    context("Column A is %s cm", number.tocentimeters(A, "%.2f"))

    -- converting from mm to cm
    local inmm = 10
    local incm = inmm / number.dimenfactors["mm"] * number.dimenfactors["cm"]
    context("Column A is %.1f cm", incm)

Calculating with dimensions

From TeX, you can compute with dimensions by writing your calculation between \dimexpr...\relax. Such an expression may only occur where a length is expected. Spaces are allowed, but never required.


0.5 cm equals \the\dimexpr \columnA / 2 \relax.

\blackrule[width=\dimexpr 2 \columnA\relax]

In Lua, dimensions are a number of scaled points, and you can do all the usual things. TeX uses integers for dimens, but Lua treats them as floats; the number will only be coerced to integer when you retrieve from, or assign to, tex.dimen.somevalue. Not that half a scaled point is much to worry about.


    local A = tex.dimen.columnA
    double_A = 2 * A
    context.blackrule({width = double_A .. "sp"})

More examples
  \newdimen\AAA \AAA=100pt
  \newdimen\BBB \BBB=\AAA

  AAA is \the\AAA

  BBB is \the\BBB

Storing dimensions as strings

Because TeX expands macros, we can store a dimension string like 10pt in a macro, and insert that in any place TeX expects a dimension. You can use a plain \def; or you can define dimensions with \definemeasure[...] and retrieve them with \measure{...}.


\definemeasure[Three][\dimexpr \measure{One} + \Two\relax]

\blackrule[width=\measure{One}]  \crlf
\blackrule[width=\Two]           \crlf

Conversion table

Bold numbers indicate conversions that are set by definition.

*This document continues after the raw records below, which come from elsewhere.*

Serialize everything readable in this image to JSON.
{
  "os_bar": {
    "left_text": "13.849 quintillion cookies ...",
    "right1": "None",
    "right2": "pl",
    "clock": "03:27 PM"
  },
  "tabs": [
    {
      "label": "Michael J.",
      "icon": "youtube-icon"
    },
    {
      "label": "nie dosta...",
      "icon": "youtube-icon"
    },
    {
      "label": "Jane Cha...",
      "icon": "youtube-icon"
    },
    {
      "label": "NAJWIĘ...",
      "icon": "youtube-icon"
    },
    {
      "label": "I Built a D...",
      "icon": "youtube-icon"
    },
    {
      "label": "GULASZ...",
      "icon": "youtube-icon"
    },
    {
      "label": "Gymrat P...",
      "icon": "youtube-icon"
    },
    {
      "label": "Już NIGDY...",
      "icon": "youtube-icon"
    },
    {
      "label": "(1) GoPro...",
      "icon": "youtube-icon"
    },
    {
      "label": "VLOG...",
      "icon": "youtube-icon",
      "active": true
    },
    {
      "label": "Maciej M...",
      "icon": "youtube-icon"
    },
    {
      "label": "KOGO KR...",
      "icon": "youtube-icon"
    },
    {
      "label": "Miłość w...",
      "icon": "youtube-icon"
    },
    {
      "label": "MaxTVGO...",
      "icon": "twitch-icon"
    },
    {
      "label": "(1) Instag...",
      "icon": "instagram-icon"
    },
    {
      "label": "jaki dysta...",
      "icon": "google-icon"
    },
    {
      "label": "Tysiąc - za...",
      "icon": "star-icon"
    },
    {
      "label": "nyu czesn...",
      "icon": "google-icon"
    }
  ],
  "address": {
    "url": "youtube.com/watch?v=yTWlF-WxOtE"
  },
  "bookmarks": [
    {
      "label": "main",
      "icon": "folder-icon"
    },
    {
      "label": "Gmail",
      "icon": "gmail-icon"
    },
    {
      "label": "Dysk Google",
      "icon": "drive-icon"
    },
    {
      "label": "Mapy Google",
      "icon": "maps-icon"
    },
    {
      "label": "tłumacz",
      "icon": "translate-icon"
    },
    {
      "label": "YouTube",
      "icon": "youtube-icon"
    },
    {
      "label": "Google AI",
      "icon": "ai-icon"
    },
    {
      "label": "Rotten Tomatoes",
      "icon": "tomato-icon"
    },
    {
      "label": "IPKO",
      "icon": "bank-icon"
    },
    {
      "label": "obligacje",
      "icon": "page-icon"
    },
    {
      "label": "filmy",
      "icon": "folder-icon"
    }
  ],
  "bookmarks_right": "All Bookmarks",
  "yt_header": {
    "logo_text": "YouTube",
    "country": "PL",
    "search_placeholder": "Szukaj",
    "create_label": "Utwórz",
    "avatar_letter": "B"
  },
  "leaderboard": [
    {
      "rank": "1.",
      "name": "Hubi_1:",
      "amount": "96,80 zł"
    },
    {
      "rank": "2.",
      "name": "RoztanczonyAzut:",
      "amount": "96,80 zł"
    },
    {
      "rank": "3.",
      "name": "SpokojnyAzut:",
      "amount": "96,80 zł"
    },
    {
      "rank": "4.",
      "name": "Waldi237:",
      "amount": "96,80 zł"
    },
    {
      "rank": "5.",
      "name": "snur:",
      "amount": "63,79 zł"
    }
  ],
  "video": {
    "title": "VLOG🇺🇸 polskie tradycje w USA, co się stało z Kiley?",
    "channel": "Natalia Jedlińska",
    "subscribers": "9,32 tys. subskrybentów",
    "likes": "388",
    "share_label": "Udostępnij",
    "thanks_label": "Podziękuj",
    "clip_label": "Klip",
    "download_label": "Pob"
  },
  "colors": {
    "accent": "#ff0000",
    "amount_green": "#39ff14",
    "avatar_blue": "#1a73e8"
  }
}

unit TeX name in sp in pt in pc in dd in cc in bp in in in cm in mm
scaled point sp 1 1/65536
point pt 65536 1 1/12 0.9346 0.0779 0.9963 1/72.27 0.3516 0.0351
pica pc 786432 12 1 11.2149 0.9346 11.9552 0.1660 4.2175 0.4218
didot dd 70124.081 1.0700 0.0892 1 1/12 1.0660 0.0148 0.3761 0.0376
cicero cc 841488.98 12.8401 1.0700 12 1 12.7921 0.1777 4.5128 0.45128
big point bp 65781.76 1.0038 0.0836 0.9381 0.0782 1 1/72 0.3528 0.0353
inch in 4736286.7 72.27 6.0225 67.5415 5.6284 72 1 25.4 2.54
millimeter mm 186467.98 2.8453 0.2371 2.6591 0.2216 2.8346 0.0394 1 0.1
centimeter cm 1864679.8 28.4528 2.3711 26.5911 2.2159 28.3464 0.39370 10 1

See also